European Telecoms Plan to Block Ads in Plan to “Make Google Pay Its Fair Share”

There’s a report going around today that several European mobile operators are going to start blocking ads. Unhappy with only being paid once for the traffic going through their network,  these telecoms reportedly told The Financial Times that they’ve set the stage for a battle with digital media companies such as Google, AOL, and Yahoo: An executive… Read More »

In Buying Engadget, Verizon is Also Buying Its Editorial

Yesterday’s announcement that Verizon is buying AOL for $4.4 billion is still percolating through the blogosphere, but it has already generated quite a few editorials. One in particular caught my eye. Michael Gorman, the editor-in-chief at Engadget, took to the blog to proclaim its editorial independence. He says that Engadget will not cater to Verizon’s… Read More »
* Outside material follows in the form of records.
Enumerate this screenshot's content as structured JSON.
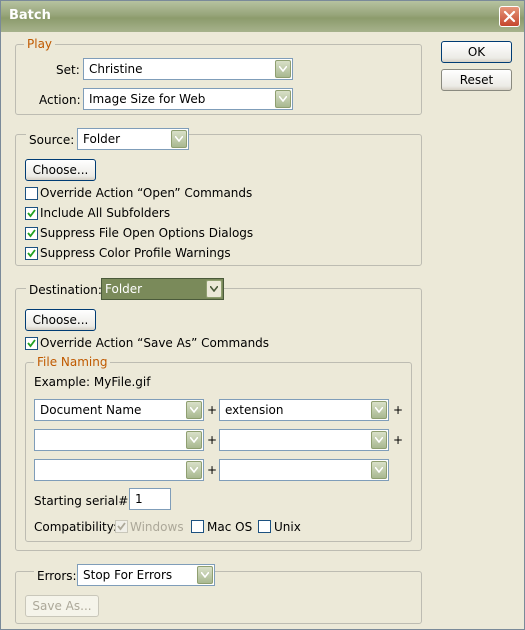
{
  "window": {
    "title": "Batch"
  },
  "buttons": {
    "ok": "OK",
    "reset": "Reset"
  },
  "play": {
    "legend": "Play",
    "set_label": "Set:",
    "set_value": "Christine",
    "action_label": "Action:",
    "action_value": "Image Size for Web"
  },
  "source": {
    "label": "Source:",
    "value": "Folder",
    "choose_label": "Choose...",
    "checkboxes": [
      {
        "label": "Override Action “Open” Commands",
        "checked": false
      },
      {
        "label": "Include All Subfolders",
        "checked": true
      },
      {
        "label": "Suppress File Open Options Dialogs",
        "checked": true
      },
      {
        "label": "Suppress Color Profile Warnings",
        "checked": true
      }
    ]
  },
  "destination": {
    "label": "Destination:",
    "value": "Folder",
    "choose_label": "Choose...",
    "override_label": "Override Action “Save As” Commands",
    "override_checked": true,
    "file_naming": {
      "legend": "File Naming",
      "example": "Example: MyFile.gif",
      "rows": [
        {
          "left": "Document Name",
          "right": "extension"
        },
        {
          "left": "",
          "right": ""
        },
        {
          "left": "",
          "right": ""
        }
      ],
      "plus": "+",
      "serial_label": "Starting serial#:",
      "serial_value": "1",
      "compat_label": "Compatibility:",
      "compat": [
        {
          "label": "Windows",
          "checked": true,
          "disabled": true
        },
        {
          "label": "Mac OS",
          "checked": false,
          "disabled": false
        },
        {
          "label": "Unix",
          "checked": false,
          "disabled": false
        }
      ]
    }
  },
  "errors": {
    "label": "Errors:",
    "value": "Stop For Errors",
    "save_as_label": "Save As..."
  },
  "colors": {
    "title_bar": "#97a57a",
    "destination_highlight": "#7a8a5a",
    "legend_orange": "#c05a00"
  }
}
France Responds to the Violent Suppression of Free Speech by – Suppressing Free Speech Online

If there were a prize for totally missing the point, the government of France just took home the trophy. VentureBeat reports that  France has responded to last month’s terrorist attacks on the Charlie Hebdo offices by issuing a new decree: Under terms of a new decree adopted by the French government, Internet service providers must block any websites… Read More »

DMCA Archive Chilling Effects Mistakenly Censors Itself, Plans to Reverse Its Error
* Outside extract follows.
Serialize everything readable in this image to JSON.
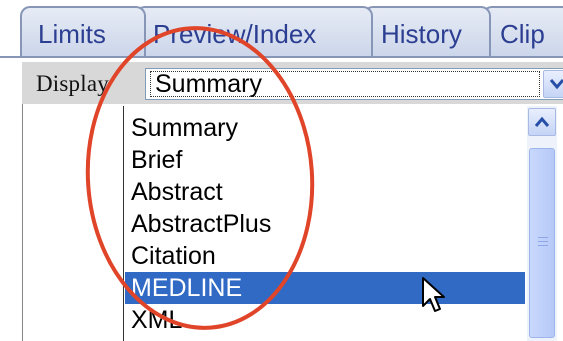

Long the goto site for tracking DMCA takedown notices, ChillingEffects.org dismayed many techies last week when it announced that it was removing itself from Google. According TorrentFreak: The Chilling Effects team decided to remove its entire domain from all search engines, including its homepage and other informational and educational resources. Ironically enough, complaints from copyright… Read More »

French Court Expands “Right to be Forgotten” Beyond Europe

Europe’s censorship law has been causing any number of difficulties for European search engines ever since a ruling by the European Court of Justice confirmed the “right to be forgotten” in May, and now the problems have spread internationally. A recent court ruling in France finds Google’s French subsidiary being penalized for the actions of its US-based parent. From… Read More »